Bump or hump; they do the same job
I’ll often remind my kids to do their chores, their homework and to get ready for school or activities. I’ll often write myself notes to do things so I won’t forget. We often need reminders to do things. Even licensed drivers need constant reminders too, which is why I write these driving articles.
Speed limit signs are often posted many times along the road so drivers will remember what speed to do. There just seems to be the issue with many drivers that they want to drive too fast at the wrong times. To help these drivers, many jurisdictions will put up speed bumps to help keep the drivers traveling a little slower. Since drivers can’t seem to remember to keep their speeds reduced in parking lots or in subdivisions, speed bumps have been placed along the road to “remind” the drives to do so.
These speed bumps can also be called speed humps or even road humps. I think speed bumps should really be called slow bumps. You need to drive slowly over these or else you’ll bottom out your vehicle and cause damage to your vehicle. I’ve witnessed drivers not slowing down and all and they end up bouncing almost out of control until the driver realizes they need to stop to regain control once again.
Speed bumps were first into the driving community in the early 1900’s in North America. Although vehicles couldn’t drive so fast during that era, it was thought that they were still going too fast for the safety of pedestrians. The reasoning for speed bumps still remains the same; pedestrian safety.
Perhaps we need to see more of these in residential areas. I know stop signs every block or so help to keep the speeds of drivers down, but perhaps speed bumps can do more, especially near parks or school zones. On the other side of the coin, many people over the years have placed concerns over having too many speed bumps.
The response time for emergency services can be longer, it may divert more traffic to areas that do not have speed bumps, among others. I can see these points, so if drivers learned to keep their speeds reduced, they won’t need speed bumps to begin with.
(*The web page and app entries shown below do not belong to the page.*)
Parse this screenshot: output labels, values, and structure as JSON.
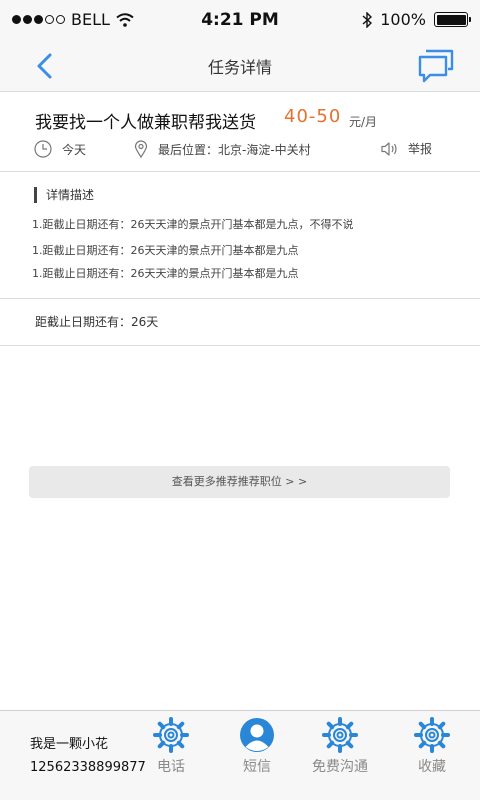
{
  "status_bar": {
    "carrier": "BELL",
    "time": "4:21 PM",
    "battery": "100%",
    "battery_level": 1.0
  },
  "nav": {
    "title": "任务详情",
    "back_icon": "chevron-left-icon",
    "chat_icon": "chat-bubbles-icon",
    "accent": "#3a8ee6"
  },
  "job": {
    "title": "我要找一个人做兼职帮我送货",
    "price": "40-50",
    "unit": "元/月",
    "price_color": "#e5722f",
    "time_label": "今天",
    "location_label": "最后位置：北京-海淀-中关村",
    "report_label": "举报"
  },
  "details": {
    "heading": "详情描述",
    "lines": [
      "1.距截止日期还有：26天天津的景点开门基本都是九点，不得不说",
      "1.距截止日期还有：26天天津的景点开门基本都是九点",
      "1.距截止日期还有：26天天津的景点开门基本都是九点"
    ]
  },
  "deadline": "距截止日期还有：26天",
  "more_button": "查看更多推荐推荐职位 > >",
  "bottom_bar": {
    "user_name": "我是一颗小花",
    "user_phone": "12562338899877",
    "tabs": [
      {
        "label": "电话",
        "icon": "gear-icon"
      },
      {
        "label": "短信",
        "icon": "user-avatar-icon"
      },
      {
        "label": "免费沟通",
        "icon": "gear-icon"
      },
      {
        "label": "收藏",
        "icon": "gear-icon"
      }
    ]
  }
}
Sometimes there are rules put in place to help protect the general public. You may not necessarily agree with those rules, but you could at least respect them.